WORK INSTRUCTIONS -> What is needed is an exact copy of all the entries below.

----- DATASET RECORDS -----

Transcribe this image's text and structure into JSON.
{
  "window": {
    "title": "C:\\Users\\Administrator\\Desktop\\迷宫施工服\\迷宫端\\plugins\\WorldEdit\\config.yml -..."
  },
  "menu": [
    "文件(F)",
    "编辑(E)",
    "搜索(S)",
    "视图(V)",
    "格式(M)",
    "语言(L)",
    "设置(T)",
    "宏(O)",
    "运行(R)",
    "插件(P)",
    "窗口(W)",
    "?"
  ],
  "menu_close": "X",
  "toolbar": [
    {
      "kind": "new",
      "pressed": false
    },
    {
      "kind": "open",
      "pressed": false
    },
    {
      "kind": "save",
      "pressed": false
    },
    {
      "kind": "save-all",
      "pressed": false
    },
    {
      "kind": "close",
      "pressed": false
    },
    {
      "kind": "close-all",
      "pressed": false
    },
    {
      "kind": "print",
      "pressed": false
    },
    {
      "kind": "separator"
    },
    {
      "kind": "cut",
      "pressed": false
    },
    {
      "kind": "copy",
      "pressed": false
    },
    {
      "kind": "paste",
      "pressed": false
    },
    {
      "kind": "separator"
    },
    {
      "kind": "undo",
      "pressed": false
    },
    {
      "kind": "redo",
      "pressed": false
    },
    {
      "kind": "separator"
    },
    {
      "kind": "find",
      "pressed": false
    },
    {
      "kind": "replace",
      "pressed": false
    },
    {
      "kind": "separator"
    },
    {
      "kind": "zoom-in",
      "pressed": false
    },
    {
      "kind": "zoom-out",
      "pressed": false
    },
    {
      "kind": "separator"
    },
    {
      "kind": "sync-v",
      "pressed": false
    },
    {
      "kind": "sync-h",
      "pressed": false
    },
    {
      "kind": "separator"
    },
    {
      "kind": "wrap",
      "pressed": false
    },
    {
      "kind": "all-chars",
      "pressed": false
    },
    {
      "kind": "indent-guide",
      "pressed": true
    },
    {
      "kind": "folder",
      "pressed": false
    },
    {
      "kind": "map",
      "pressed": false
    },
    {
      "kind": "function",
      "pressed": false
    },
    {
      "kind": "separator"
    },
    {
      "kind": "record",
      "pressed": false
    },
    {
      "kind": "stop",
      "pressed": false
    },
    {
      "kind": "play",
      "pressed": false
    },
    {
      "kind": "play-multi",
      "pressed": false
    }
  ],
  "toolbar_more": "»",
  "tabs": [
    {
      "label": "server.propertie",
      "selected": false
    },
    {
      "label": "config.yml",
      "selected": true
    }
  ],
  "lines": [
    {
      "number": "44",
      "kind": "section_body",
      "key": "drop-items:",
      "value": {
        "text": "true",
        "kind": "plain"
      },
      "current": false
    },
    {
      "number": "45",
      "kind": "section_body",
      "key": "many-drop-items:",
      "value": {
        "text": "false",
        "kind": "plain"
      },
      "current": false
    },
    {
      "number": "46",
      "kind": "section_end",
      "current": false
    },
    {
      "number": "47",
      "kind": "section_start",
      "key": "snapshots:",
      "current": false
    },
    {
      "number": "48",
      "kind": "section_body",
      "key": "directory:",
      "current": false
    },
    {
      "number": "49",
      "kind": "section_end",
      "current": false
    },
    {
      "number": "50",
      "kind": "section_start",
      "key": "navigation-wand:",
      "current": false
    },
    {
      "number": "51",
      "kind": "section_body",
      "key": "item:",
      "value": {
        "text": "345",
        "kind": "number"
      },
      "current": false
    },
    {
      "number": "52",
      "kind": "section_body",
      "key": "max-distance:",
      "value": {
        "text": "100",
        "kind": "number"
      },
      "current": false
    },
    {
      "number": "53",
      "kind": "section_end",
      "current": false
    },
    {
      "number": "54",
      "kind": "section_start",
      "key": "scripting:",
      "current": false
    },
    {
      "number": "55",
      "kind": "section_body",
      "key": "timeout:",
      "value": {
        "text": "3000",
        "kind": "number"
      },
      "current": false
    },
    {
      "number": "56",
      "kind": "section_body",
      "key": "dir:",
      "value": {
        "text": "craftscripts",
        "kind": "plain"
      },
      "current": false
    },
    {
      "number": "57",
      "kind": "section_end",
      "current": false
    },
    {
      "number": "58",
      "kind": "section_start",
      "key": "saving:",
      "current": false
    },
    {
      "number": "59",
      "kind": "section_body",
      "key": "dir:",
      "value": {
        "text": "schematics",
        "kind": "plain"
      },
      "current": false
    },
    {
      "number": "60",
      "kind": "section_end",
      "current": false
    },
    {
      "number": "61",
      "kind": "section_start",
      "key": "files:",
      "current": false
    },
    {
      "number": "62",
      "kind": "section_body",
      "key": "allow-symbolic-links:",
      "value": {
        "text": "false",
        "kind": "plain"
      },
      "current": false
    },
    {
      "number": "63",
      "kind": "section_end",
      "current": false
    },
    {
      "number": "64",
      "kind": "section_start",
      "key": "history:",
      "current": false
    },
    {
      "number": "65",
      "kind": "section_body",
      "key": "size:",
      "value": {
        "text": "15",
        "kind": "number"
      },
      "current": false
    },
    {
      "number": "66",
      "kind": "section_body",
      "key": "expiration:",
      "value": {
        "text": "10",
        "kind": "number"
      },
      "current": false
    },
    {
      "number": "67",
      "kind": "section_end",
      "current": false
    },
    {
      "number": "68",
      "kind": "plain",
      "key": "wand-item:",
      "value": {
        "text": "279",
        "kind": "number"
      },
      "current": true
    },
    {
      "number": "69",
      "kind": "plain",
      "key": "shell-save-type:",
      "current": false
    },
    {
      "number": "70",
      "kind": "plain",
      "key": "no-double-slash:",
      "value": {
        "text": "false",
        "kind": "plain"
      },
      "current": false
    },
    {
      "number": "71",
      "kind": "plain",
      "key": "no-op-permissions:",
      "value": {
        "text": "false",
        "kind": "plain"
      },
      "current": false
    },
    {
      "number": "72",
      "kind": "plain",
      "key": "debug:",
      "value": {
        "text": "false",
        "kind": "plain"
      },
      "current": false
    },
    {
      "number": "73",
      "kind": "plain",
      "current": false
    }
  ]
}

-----

THE COMPLETED TASK ->
Transcribe this image's text and structure into JSON.
{
  "window": {
    "title": "C:\\Users\\Administrator\\Desktop\\迷宫施工服\\迷宫端\\plugins\\WorldEdit\\config.yml -..."
  },
  "menu": [
    "文件(F)",
    "编辑(E)",
    "搜索(S)",
    "视图(V)",
    "格式(M)",
    "语言(L)",
    "设置(T)",
    "宏(O)",
    "运行(R)",
    "插件(P)",
    "窗口(W)",
    "?"
  ],
  "menu_close": "X",
  "toolbar": [
    {
      "kind": "new",
      "pressed": false
    },
    {
      "kind": "open",
      "pressed": false
    },
    {
      "kind": "save",
      "pressed": false
    },
    {
      "kind": "save-all",
      "pressed": false
    },
    {
      "kind": "close",
      "pressed": false
    },
    {
      "kind": "close-all",
      "pressed": false
    },
    {
      "kind": "print",
      "pressed": false
    },
    {
      "kind": "separator"
    },
    {
      "kind": "cut",
      "pressed": false
    },
    {
      "kind": "copy",
      "pressed": false
    },
    {
      "kind": "paste",
      "pressed": false
    },
    {
      "kind": "separator"
    },
    {
      "kind": "undo",
      "pressed": false
    },
    {
      "kind": "redo",
      "pressed": false
    },
    {
      "kind": "separator"
    },
    {
      "kind": "find",
      "pressed": false
    },
    {
      "kind": "replace",
      "pressed": false
    },
    {
      "kind": "separator"
    },
    {
      "kind": "zoom-in",
      "pressed": false
    },
    {
      "kind": "zoom-out",
      "pressed": false
    },
    {
      "kind": "separator"
    },
    {
      "kind": "sync-v",
      "pressed": false
    },
    {
      "kind": "sync-h",
      "pressed": false
    },
    {
      "kind": "separator"
    },
    {
      "kind": "wrap",
      "pressed": false
    },
    {
      "kind": "all-chars",
      "pressed": false
    },
    {
      "kind": "indent-guide",
      "pressed": true
    },
    {
      "kind": "folder",
      "pressed": false
    },
    {
      "kind": "map",
      "pressed": false
    },
    {
      "kind": "function",
      "pressed": false
    },
    {
      "kind": "separator"
    },
    {
      "kind": "record",
      "pressed": false
    },
    {
      "kind": "stop",
      "pressed": false
    },
    {
      "kind": "play",
      "pressed": false
    },
    {
      "kind": "play-multi",
      "pressed": false
    }
  ],
  "toolbar_more": "»",
  "tabs": [
    {
      "label": "server.propertie",
      "selected": false
    },
    {
      "label": "config.yml",
      "selected": true
    }
  ],
  "lines": [
    {
      "number": "44",
      "kind": "section_body",
      "key": "drop-items:",
      "value": {
        "text": "true",
        "kind": "plain"
      },
      "current": false
    },
    {
      "number": "45",
      "kind": "section_body",
      "key": "many-drop-items:",
      "value": {
        "text": "false",
        "kind": "plain"
      },
      "current": false
    },
    {
      "number": "46",
      "kind": "section_end",
      "current": false
    },
    {
      "number": "47",
      "kind": "section_start",
      "key": "snapshots:",
      "current": false
    },
    {
      "number": "48",
      "kind": "section_body",
      "key": "directory:",
      "current": false
    },
    {
      "number": "49",
      "kind": "section_end",
      "current": false
    },
    {
      "number": "50",
      "kind": "section_start",
      "key": "navigation-wand:",
      "current": false
    },
    {
      "number": "51",
      "kind": "section_body",
      "key": "item:",
      "value": {
        "text": "345",
        "kind": "number"
      },
      "current": false
    },
    {
      "number": "52",
      "kind": "section_body",
      "key": "max-distance:",
      "value": {
        "text": "100",
        "kind": "number"
      },
      "current": false
    },
    {
      "number": "53",
      "kind": "section_end",
      "current": false
    },
    {
      "number": "54",
      "kind": "section_start",
      "key": "scripting:",
      "current": false
    },
    {
      "number": "55",
      "kind": "section_body",
      "key": "timeout:",
      "value": {
        "text": "3000",
        "kind": "number"
      },
      "current": false
    },
    {
      "number": "56",
      "kind": "section_body",
      "key": "dir:",
      "value": {
        "text": "craftscripts",
        "kind": "plain"
      },
      "current": false
    },
    {
      "number": "57",
      "kind": "section_end",
      "current": false
    },
    {
      "number": "58",
      "kind": "section_start",
      "key": "saving:",
      "current": false
    },
    {
      "number": "59",
      "kind": "section_body",
      "key": "dir:",
      "value": {
        "text": "schematics",
        "kind": "plain"
      },
      "current": false
    },
    {
      "number": "60",
      "kind": "section_end",
      "current": false
    },
    {
      "number": "61",
      "kind": "section_start",
      "key": "files:",
      "current": false
    },
    {
      "number": "62",
      "kind": "section_body",
      "key": "allow-symbolic-links:",
      "value": {
        "text": "false",
        "kind": "plain"
      },
      "current": false
    },
    {
      "number": "63",
      "kind": "section_end",
      "current": false
    },
    {
      "number": "64",
      "kind": "section_start",
      "key": "history:",
      "current": false
    },
    {
      "number": "65",
      "kind": "section_body",
      "key": "size:",
      "value": {
        "text": "15",
        "kind": "number"
      },
      "current": false
    },
    {
      "number": "66",
      "kind": "section_body",
      "key": "expiration:",
      "value": {
        "text": "10",
        "kind": "number"
      },
      "current": false
    },
    {
      "number": "67",
      "kind": "section_end",
      "current": false
    },
    {
      "number": "68",
      "kind": "plain",
      "key": "wand-item:",
      "value": {
        "text": "279",
        "kind": "number"
      },
      "current": true
    },
    {
      "number": "69",
      "kind": "plain",
      "key": "shell-save-type:",
      "current": false
    },
    {
      "number": "70",
      "kind": "plain",
      "key": "no-double-slash:",
      "value": {
        "text": "false",
        "kind": "plain"
      },
      "current": false
    },
    {
      "number": "71",
      "kind": "plain",
      "key": "no-op-permissions:",
      "value": {
        "text": "false",
        "kind": "plain"
      },
      "current": false
    },
    {
      "number": "72",
      "kind": "plain",
      "key": "debug:",
      "value": {
        "text": "false",
        "kind": "plain"
      },
      "current": false
    },
    {
      "number": "73",
      "kind": "plain",
      "current": false
    }
  ]
}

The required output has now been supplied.